- **EXERCISE DETAILS**
For the word "disabled", find each line in the entries where it occurs and copy that line.
── EXCERPTED DATA ──
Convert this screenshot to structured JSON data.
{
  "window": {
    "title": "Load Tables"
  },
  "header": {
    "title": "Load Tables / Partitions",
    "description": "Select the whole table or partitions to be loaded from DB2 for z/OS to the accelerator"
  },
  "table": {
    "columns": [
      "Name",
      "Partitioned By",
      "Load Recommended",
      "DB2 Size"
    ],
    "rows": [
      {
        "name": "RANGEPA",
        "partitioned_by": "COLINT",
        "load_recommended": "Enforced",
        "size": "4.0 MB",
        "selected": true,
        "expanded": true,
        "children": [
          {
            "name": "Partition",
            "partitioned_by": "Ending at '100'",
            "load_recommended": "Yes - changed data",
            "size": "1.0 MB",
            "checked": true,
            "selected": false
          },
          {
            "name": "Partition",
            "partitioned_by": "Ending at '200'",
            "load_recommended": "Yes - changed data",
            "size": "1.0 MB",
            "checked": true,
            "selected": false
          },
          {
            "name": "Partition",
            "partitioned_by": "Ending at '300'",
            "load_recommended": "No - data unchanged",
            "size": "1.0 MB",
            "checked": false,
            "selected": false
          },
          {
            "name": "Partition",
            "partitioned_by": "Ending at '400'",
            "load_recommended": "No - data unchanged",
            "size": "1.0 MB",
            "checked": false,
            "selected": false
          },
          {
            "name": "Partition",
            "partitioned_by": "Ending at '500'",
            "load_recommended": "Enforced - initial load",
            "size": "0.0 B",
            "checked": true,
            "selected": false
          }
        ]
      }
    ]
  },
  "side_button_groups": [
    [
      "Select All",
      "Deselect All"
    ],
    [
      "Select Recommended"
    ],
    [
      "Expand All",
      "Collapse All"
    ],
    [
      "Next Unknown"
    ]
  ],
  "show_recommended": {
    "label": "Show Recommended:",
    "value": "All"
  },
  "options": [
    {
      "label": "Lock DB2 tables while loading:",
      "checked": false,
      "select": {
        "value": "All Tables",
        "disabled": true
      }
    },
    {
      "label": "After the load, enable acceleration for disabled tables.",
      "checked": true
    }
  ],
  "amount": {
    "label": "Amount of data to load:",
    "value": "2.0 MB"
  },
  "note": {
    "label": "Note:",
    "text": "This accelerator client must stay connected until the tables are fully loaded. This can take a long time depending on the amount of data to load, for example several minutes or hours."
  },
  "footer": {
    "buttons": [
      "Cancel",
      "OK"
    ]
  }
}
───
- **RESULT FOR THIS TASK**
        "disabled": true
      "label": "After the load, enable acceleration for disabled tables.",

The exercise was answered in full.